God may occasionally Intervene Directly in our Lives, to preserve us from some Accident or Illness, but experience teaches us that these are Rare - indeed, Miraculous - Events. Godís Support is generally more Subtle, and we experience it in a variety of on-going ways that bring us Abiding Solace every day.
Comfort in Suffering
Our word "Comfort" comes from the Latin Word, fors, which means "Strength". As we approach the great Feast of Pentecost, we will often hear the Holy Spirit described as our " Comforter". We may be inclined to think of Godís Spirit as something that makes us Warm, but the Spiritís True Mission is to make us Strong, especially when Trial or Adversity weakens our Faith.
Reward in Affliction
When we undergo them - and in this regard we may reasonably think of the many Challenges we face in these uncertain Economic Times - Trials are Unpleasant, and we may find little in them that is Redemptive. When we ask God to Deliver us from Evil, we seek His Gift of 'Insight' that allows us to place our Trials in Perspective - at the very least, to see them as Temporary. Our Prayer may not altogether Relieve our Anxiety, but it may allow us to see our Suffering in the Larger Context of a Weakness that Afflicts the entire Body of Christ as a result of Sin.
Patience in Trial
Here we must repeat that the Lordís Prayer does not ask God to Deliver us from Trial, which is a Natural Part of our Life, but from Sin. When faced with Temptation or Trial - and especially if we succumb to Sin - we experience Sadness, which Blinds us to Reason. Saint Augustine teaches that Patience is the Virtue without being Disturbed by Sorrow, lest he Abandon with an unequal Mind the Goods whereby he may advance to Better Things.
The Beatitude of Peace

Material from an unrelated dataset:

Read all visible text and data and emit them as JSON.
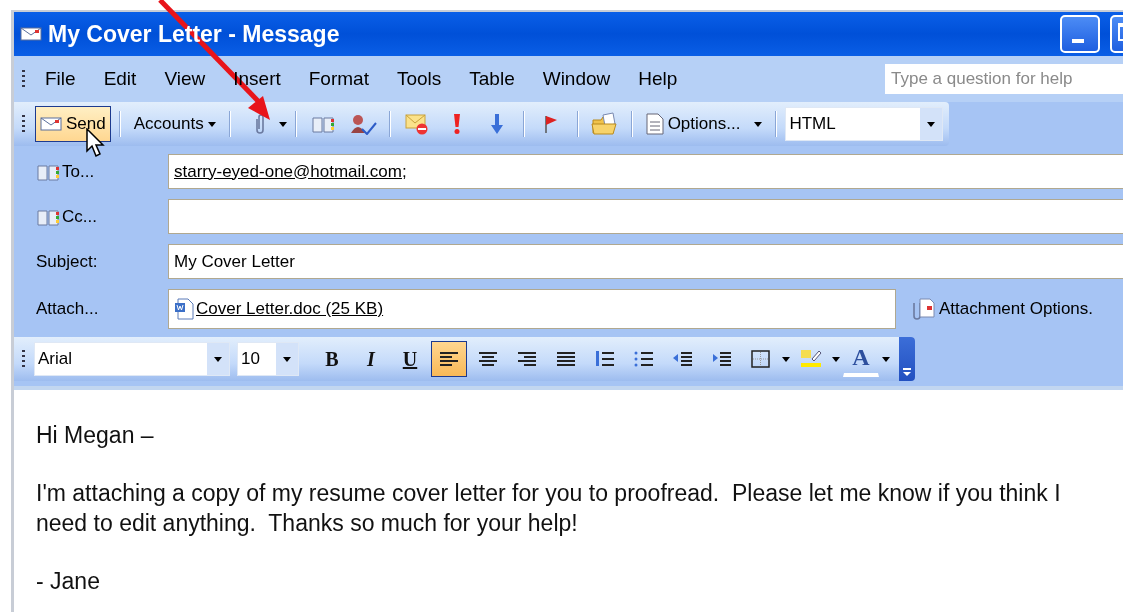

Patience allows us to see Godís Love and Goodness in-spite-of the Trials that beset us, and to Temper by Reason the Joys that often threaten to overwhelm us. To the extent we cultivate the Equilibrium of Patience, we approach the Tranquility that is Godís Gift of Peace. The Blessing promised Peacemakers is to be called Godís children, which is nothing less than to be like God. Just as nothing can Harm God, so those who are Patient can rise to the Challenges of Prosperity or Adversity, Joy or Sorrow.